The problem: The answer must be every record below, repeated exactly.
_ _ _ _
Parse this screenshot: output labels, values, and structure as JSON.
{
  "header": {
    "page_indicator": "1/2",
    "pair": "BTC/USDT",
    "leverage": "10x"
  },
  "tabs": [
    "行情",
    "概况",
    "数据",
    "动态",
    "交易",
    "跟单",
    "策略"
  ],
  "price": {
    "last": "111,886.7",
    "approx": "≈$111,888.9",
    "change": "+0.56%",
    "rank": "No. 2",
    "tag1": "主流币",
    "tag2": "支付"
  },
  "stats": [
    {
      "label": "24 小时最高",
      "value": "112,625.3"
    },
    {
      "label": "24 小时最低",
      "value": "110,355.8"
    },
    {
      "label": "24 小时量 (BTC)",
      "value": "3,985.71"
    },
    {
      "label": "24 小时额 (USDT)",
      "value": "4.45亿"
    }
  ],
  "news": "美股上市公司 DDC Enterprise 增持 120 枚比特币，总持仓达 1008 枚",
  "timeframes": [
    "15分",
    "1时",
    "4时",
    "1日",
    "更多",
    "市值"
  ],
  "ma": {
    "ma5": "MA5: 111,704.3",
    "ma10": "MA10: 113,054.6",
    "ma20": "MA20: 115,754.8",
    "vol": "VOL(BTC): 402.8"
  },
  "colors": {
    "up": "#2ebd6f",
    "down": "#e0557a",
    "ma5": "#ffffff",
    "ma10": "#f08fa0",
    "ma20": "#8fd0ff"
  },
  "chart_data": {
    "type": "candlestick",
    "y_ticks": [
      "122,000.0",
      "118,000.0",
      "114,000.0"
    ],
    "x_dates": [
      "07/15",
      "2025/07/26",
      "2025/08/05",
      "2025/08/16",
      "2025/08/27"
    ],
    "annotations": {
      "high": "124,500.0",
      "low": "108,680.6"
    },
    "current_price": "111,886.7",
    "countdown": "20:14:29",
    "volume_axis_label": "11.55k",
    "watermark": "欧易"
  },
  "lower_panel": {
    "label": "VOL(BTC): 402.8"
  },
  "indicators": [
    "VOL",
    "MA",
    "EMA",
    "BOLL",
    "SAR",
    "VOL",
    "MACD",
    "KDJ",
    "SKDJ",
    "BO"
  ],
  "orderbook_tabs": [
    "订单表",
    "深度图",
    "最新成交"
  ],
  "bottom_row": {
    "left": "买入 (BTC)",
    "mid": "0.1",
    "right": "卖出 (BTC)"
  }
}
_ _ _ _
Result for this exercise:
Parse this screenshot: output labels, values, and structure as JSON.
{
  "header": {
    "page_indicator": "1/2",
    "pair": "BTC/USDT",
    "leverage": "10x"
  },
  "tabs": [
    "行情",
    "概况",
    "数据",
    "动态",
    "交易",
    "跟单",
    "策略"
  ],
  "price": {
    "last": "111,886.7",
    "approx": "≈$111,888.9",
    "change": "+0.56%",
    "rank": "No. 2",
    "tag1": "主流币",
    "tag2": "支付"
  },
  "stats": [
    {
      "label": "24 小时最高",
      "value": "112,625.3"
    },
    {
      "label": "24 小时最低",
      "value": "110,355.8"
    },
    {
      "label": "24 小时量 (BTC)",
      "value": "3,985.71"
    },
    {
      "label": "24 小时额 (USDT)",
      "value": "4.45亿"
    }
  ],
  "news": "美股上市公司 DDC Enterprise 增持 120 枚比特币，总持仓达 1008 枚",
  "timeframes": [
    "15分",
    "1时",
    "4时",
    "1日",
    "更多",
    "市值"
  ],
  "ma": {
    "ma5": "MA5: 111,704.3",
    "ma10": "MA10: 113,054.6",
    "ma20": "MA20: 115,754.8",
    "vol": "VOL(BTC): 402.8"
  },
  "colors": {
    "up": "#2ebd6f",
    "down": "#e0557a",
    "ma5": "#ffffff",
    "ma10": "#f08fa0",
    "ma20": "#8fd0ff"
  },
  "chart_data": {
    "type": "candlestick",
    "y_ticks": [
      "122,000.0",
      "118,000.0",
      "114,000.0"
    ],
    "x_dates": [
      "07/15",
      "2025/07/26",
      "2025/08/05",
      "2025/08/16",
      "2025/08/27"
    ],
    "annotations": {
      "high": "124,500.0",
      "low": "108,680.6"
    },
    "current_price": "111,886.7",
    "countdown": "20:14:29",
    "volume_axis_label": "11.55k",
    "watermark": "欧易"
  },
  "lower_panel": {
    "label": "VOL(BTC): 402.8"
  },
  "indicators": [
    "VOL",
    "MA",
    "EMA",
    "BOLL",
    "SAR",
    "VOL",
    "MACD",
    "KDJ",
    "SKDJ",
    "BO"
  ],
  "orderbook_tabs": [
    "订单表",
    "深度图",
    "最新成交"
  ],
  "bottom_row": {
    "left": "买入 (BTC)",
    "mid": "0.1",
    "right": "卖出 (BTC)"
  }
}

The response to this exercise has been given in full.